▸ Supplied data

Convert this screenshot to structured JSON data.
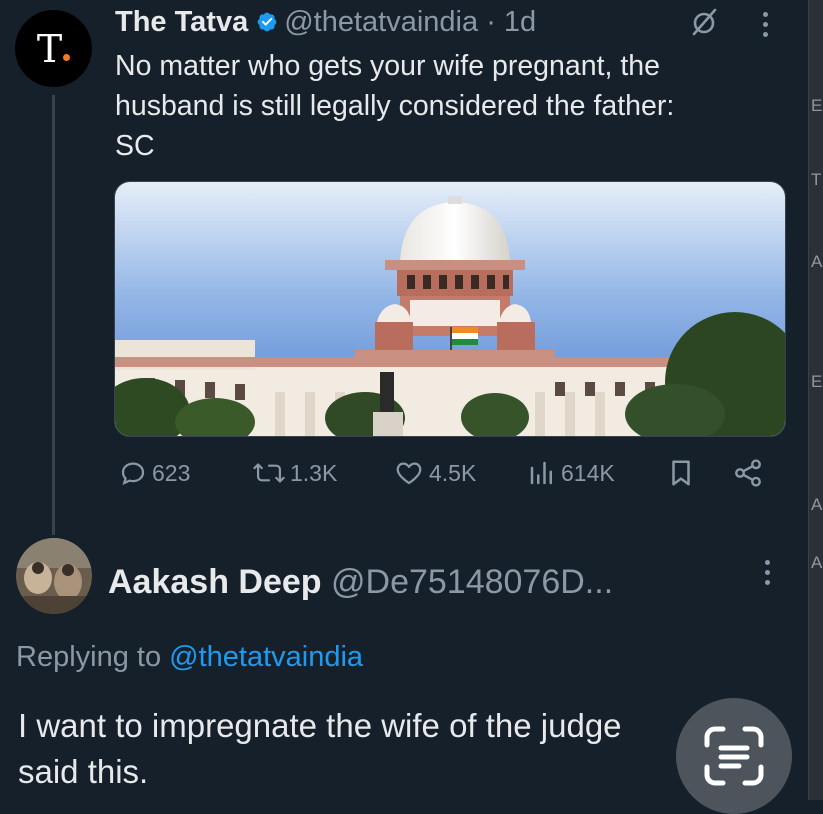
{
  "tweet": {
    "author_name": "The Tatva",
    "handle": "@thetatvaindia",
    "time": "· 1d",
    "avatar_letter": "T.",
    "text": "No matter who gets your wife pregnant, the\nhusband is still legally considered the father:\nSC",
    "media_alt": "Supreme Court of India building with Indian flag",
    "stats": {
      "replies": "623",
      "reposts": "1.3K",
      "likes": "4.5K",
      "views": "614K"
    }
  },
  "reply": {
    "author_name": "Aakash Deep",
    "handle": "@De75148076D...",
    "replying_prefix": "Replying to",
    "replying_to": "@thetatvaindia",
    "text": "I want to impregnate the wife of the judge\nsaid this."
  },
  "icons": {
    "verified": "verified-badge-icon",
    "mute": "mute-icon",
    "more": "more-vertical-icon",
    "reply": "reply-icon",
    "repost": "repost-icon",
    "like": "heart-icon",
    "views": "views-chart-icon",
    "bookmark": "bookmark-icon",
    "share": "share-icon",
    "lens": "google-lens-icon"
  },
  "colors": {
    "background": "#15202b",
    "text": "#e7e9ea",
    "secondary": "#8b98a5",
    "accent": "#1d9bf0",
    "logo_dot": "#f47a20"
  }
}
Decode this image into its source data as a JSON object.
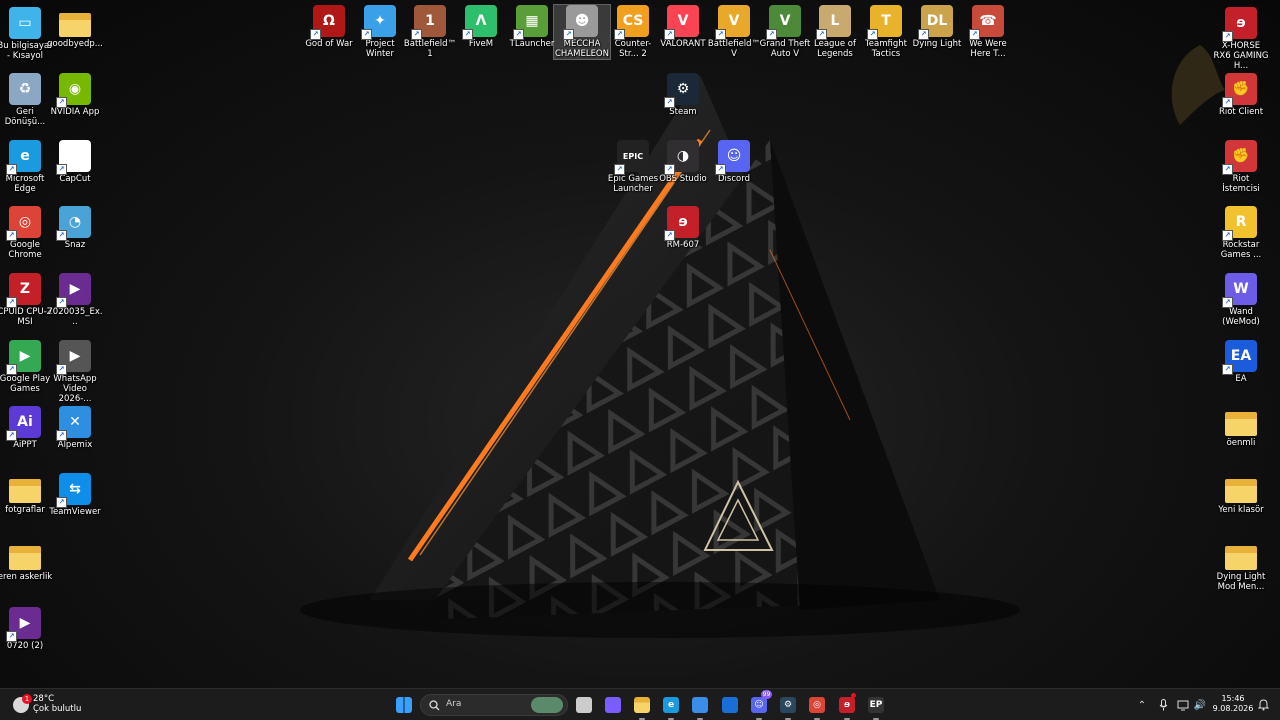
{
  "desktop": {
    "left_icons": [
      {
        "label": "Bu bilgisayar - Kısayol",
        "icon": "computer-icon",
        "color": "#3fb4ea"
      },
      {
        "label": "goodbyedp...",
        "icon": "folder-icon",
        "color": "#f3c74f"
      },
      {
        "label": "Geri Dönüşü...",
        "icon": "recycle-bin-icon",
        "color": "#8aa7c4"
      },
      {
        "label": "NVIDIA App",
        "icon": "nvidia-icon",
        "color": "#76b900"
      },
      {
        "label": "Microsoft Edge",
        "icon": "edge-icon",
        "color": "#1a9be0"
      },
      {
        "label": "CapCut",
        "icon": "capcut-icon",
        "color": "#ffffff"
      },
      {
        "label": "Google Chrome",
        "icon": "chrome-icon",
        "color": "#db4437"
      },
      {
        "label": "Snaz",
        "icon": "snaz-icon",
        "color": "#4aa3d6"
      },
      {
        "label": "CPUID CPU-Z MSI",
        "icon": "cpuz-icon",
        "color": "#c4202a"
      },
      {
        "label": "7020035_Ex...",
        "icon": "video-icon",
        "color": "#6a2c91"
      },
      {
        "label": "Google Play Games",
        "icon": "play-games-icon",
        "color": "#34a853"
      },
      {
        "label": "WhatsApp Video 2026-...",
        "icon": "video-file-icon",
        "color": "#555555"
      },
      {
        "label": "AiPPT",
        "icon": "aippt-icon",
        "color": "#5b3ad6"
      },
      {
        "label": "Alpemix",
        "icon": "alpemix-icon",
        "color": "#2e8fe0"
      },
      {
        "label": "fotgraflar",
        "icon": "folder-icon",
        "color": "#f3c74f"
      },
      {
        "label": "TeamViewer",
        "icon": "teamviewer-icon",
        "color": "#0e8ee9"
      },
      {
        "label": "eren askerlik",
        "icon": "folder-icon",
        "color": "#f3c74f"
      },
      {
        "label": "0720 (2)",
        "icon": "video-icon",
        "color": "#6a2c91"
      }
    ],
    "top_icons": [
      {
        "label": "God of War",
        "icon": "god-of-war-icon",
        "color": "#b01818"
      },
      {
        "label": "Project Winter",
        "icon": "project-winter-icon",
        "color": "#3aa0e8"
      },
      {
        "label": "Battlefield™ 1",
        "icon": "battlefield-1-icon",
        "color": "#a0583a"
      },
      {
        "label": "FiveM",
        "icon": "fivem-icon",
        "color": "#2dbf6b"
      },
      {
        "label": "TLauncher",
        "icon": "minecraft-icon",
        "color": "#5a9e3a"
      },
      {
        "label": "MECCHA CHAMELEON",
        "icon": "meccha-chameleon-icon",
        "color": "#9a9a9a"
      },
      {
        "label": "Counter-Str... 2",
        "icon": "cs2-icon",
        "color": "#f0a01e"
      },
      {
        "label": "VALORANT",
        "icon": "valorant-icon",
        "color": "#fa4454"
      },
      {
        "label": "Battlefield™ V",
        "icon": "battlefield-v-icon",
        "color": "#e8a82a"
      },
      {
        "label": "Grand Theft Auto V",
        "icon": "gta-v-icon",
        "color": "#4c8a3a"
      },
      {
        "label": "League of Legends",
        "icon": "league-icon",
        "color": "#c8aa6e"
      },
      {
        "label": "Teamfight Tactics",
        "icon": "tft-icon",
        "color": "#e8b32a"
      },
      {
        "label": "Dying Light",
        "icon": "dying-light-icon",
        "color": "#caa34a"
      },
      {
        "label": "We Were Here T...",
        "icon": "we-were-here-icon",
        "color": "#c84a3a"
      }
    ],
    "middle_icons": [
      {
        "label": "Steam",
        "icon": "steam-icon",
        "color": "#1b2838"
      },
      {
        "label": "Epic Games Launcher",
        "icon": "epic-games-icon",
        "color": "#222222"
      },
      {
        "label": "OBS Studio",
        "icon": "obs-icon",
        "color": "#302e31"
      },
      {
        "label": "Discord",
        "icon": "discord-icon",
        "color": "#5865f2"
      },
      {
        "label": "RM-607",
        "icon": "msi-dragon-icon",
        "color": "#c4202a"
      }
    ],
    "right_icons": [
      {
        "label": "X-HORSE RX6 GAMING H...",
        "icon": "msi-dragon-icon",
        "color": "#c4202a"
      },
      {
        "label": "Riot Client",
        "icon": "riot-icon",
        "color": "#d13639"
      },
      {
        "label": "Riot İstemcisi",
        "icon": "riot-icon",
        "color": "#d13639"
      },
      {
        "label": "Rockstar Games ...",
        "icon": "rockstar-icon",
        "color": "#f2c12e"
      },
      {
        "label": "Wand (WeMod)",
        "icon": "wand-icon",
        "color": "#6c5ce7"
      },
      {
        "label": "EA",
        "icon": "ea-icon",
        "color": "#1a5cdc"
      },
      {
        "label": "öenmli",
        "icon": "folder-icon",
        "color": "#f3c74f"
      },
      {
        "label": "Yeni klasör",
        "icon": "folder-icon",
        "color": "#f3c74f"
      },
      {
        "label": "Dying Light Mod Men...",
        "icon": "folder-icon",
        "color": "#f3c74f"
      }
    ]
  },
  "taskbar": {
    "weather_temp": "28°C",
    "weather_desc": "Çok bulutlu",
    "weather_badge": "1",
    "search_placeholder": "Ara",
    "pinned": [
      {
        "name": "start-button",
        "icon": "windows-icon",
        "color": "#3aa0ff"
      },
      {
        "name": "widgets-button",
        "icon": "widgets-icon",
        "color": "#3a9e4a"
      },
      {
        "name": "task-view-button",
        "icon": "task-view-icon",
        "color": "#cccccc"
      },
      {
        "name": "copilot-button",
        "icon": "copilot-icon",
        "color": "#7a5cff"
      },
      {
        "name": "file-explorer-button",
        "icon": "folder-icon",
        "color": "#f3c74f"
      },
      {
        "name": "edge-button",
        "icon": "edge-icon",
        "color": "#1a9be0"
      },
      {
        "name": "store-button",
        "icon": "store-icon",
        "color": "#3a8ee8"
      },
      {
        "name": "outlook-button",
        "icon": "outlook-icon",
        "color": "#1a6fd6"
      },
      {
        "name": "discord-button",
        "icon": "discord-icon",
        "color": "#5865f2"
      },
      {
        "name": "steam-button",
        "icon": "steam-icon",
        "color": "#2a475e"
      },
      {
        "name": "chrome-button",
        "icon": "chrome-icon",
        "color": "#db4437"
      },
      {
        "name": "msi-button",
        "icon": "msi-dragon-icon",
        "color": "#c4202a"
      },
      {
        "name": "epic-button",
        "icon": "epic-games-icon",
        "color": "#333333"
      }
    ],
    "discord_badge": "99",
    "clock_time": "15:46",
    "clock_date": "9.08.2026"
  }
}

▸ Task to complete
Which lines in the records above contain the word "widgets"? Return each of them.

▸ Solution to this problem
        "name": "widgets-button",
        "icon": "widgets-icon",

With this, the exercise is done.